The tracer is ideal for so-calied trouble shooting in the shop or on the road. It can be used for locating dead spots in wires by pressing the point of the electrode 8 through the insulation of the Wire and into contact with the wire. It is readily usable to locate bad switches, corroded junctions, burned out units, and various other abnormal conditions existent in various electrical equipment. It may also be used in setting the timing position on a motor which uses electricity for its ignition, and in this case the ignition switch can be in on or off position.
From the foregoing description it will be readily seen that there has been produced such a device as will sub- 3 stantially fulfill the objects of the invention as set forth herein.
While this specification sets forth in detail the present and preferred construction of such device, still in practice such deviations therefrom may be resorted to as do not form a departure from the spirit of the invention, as defined by the appended claims.

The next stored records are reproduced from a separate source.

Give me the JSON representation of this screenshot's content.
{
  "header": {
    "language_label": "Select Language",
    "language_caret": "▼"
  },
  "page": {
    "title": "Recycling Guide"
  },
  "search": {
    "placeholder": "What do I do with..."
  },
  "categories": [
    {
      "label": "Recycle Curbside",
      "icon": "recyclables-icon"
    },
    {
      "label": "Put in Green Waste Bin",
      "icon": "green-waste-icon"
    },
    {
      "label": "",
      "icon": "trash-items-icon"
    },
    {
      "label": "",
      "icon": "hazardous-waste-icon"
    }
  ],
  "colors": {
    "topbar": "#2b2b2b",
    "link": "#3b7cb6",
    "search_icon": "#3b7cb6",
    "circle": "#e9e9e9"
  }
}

Having thus described the invention, the following is claimed as new and useful, and upon which Letters Patent are desired:
In :an electrical circuit tracer which includes a body having a chamber initially open at its outer end, an electrode mounted in the body and exposed at its inner end to the inner end of the chamber, and a cap removably mounted over the outer end of the chamber and having an electric cable connected thereto and in contact with the cap; an electric light bulb in the chamber between its inner end and the cap and having a base in contact with the inner end of the electrode, and a helical compression spring having a portion of its length surrounding the base in holding contact therewith, and a relatively large-diameter portion surrounding the bulb in clearance relation and substantially fitting the wall 'of the adjacent portion of the chamber; said last named spring portion extending beyond the bulb and at its outer end engaging the cap.
References Cited in the file of this patent UNITED STATES PATENTS 1,666,264 Olaneta Apr. 17, 1928 2,459,351 Weincord Jan. 18, 1949 2,490,830 Norton Dec. 13, 1949 2,534,450 Kadilak Dec. 19, 1950 2,581,116 Lewis Jan. 1, 1952
|Cited Patent||Filing date||Publication date||Applicant||Title|
|US1666264 *||May 23, 1927||Apr 17, 1928||Olaneta Harold||Flash light|
|US2459351 *||Aug 14, 1944||Jan 18, 1949||Maurice Weincord||Illuminated test device|
|US2490830 *||Nov 1, 1945||Dec 13, 1949||Norton Frank W||Flashlight|
|US2534450 *||Mar 5, 1948||Dec 19, 1950||Kadilak Joseph R||Continuity tester|
|US2581116 *||May 7, 1948||Jan 1, 1952||Lewis Courtney R||Test light and socket therefor|
|Citing Patent||Filing date||Publication date||Applicant||Title|
|US3084230 *||May 10, 1957||Apr 2, 1963||Buhler Peter M||System for testing telephone lines|
|US4918392 *||Jan 4, 1989||Apr 17, 1990||Torres Peter K||Polarity tester for devices incorporating socket means for power transmission to active elements|
|US5434510 *||Nov 19, 1993||Jul 18, 1995||Halstead; William||Mini light bulb tool|
|US6507970 *||Jun 30, 2000||Jan 21, 2003||Brian W. Newlun||Electrical connection brush and tester assembly|
|US6577116||Jul 11, 2001||Jun 10, 2003||Snap-On Technologies, Inc.||Circuit test light|
|US20090206823 *||Feb 14, 2008||Aug 20, 2009||Armstrong Eric A||Multi-meter test lead probe for hands-free voltage measurement of control panel industrial terminal blocks|
|US20100090682 *||Dec 16, 2009||Apr 15, 2010||Armstrong Eric A||Multi-Meter Test Lead Probe For Hands-Free Electrical Measurement of Control Panel Industrial Terminal Blocks|
|U.S. Classification||324/556, 324/72.5, 362/183, 362/120|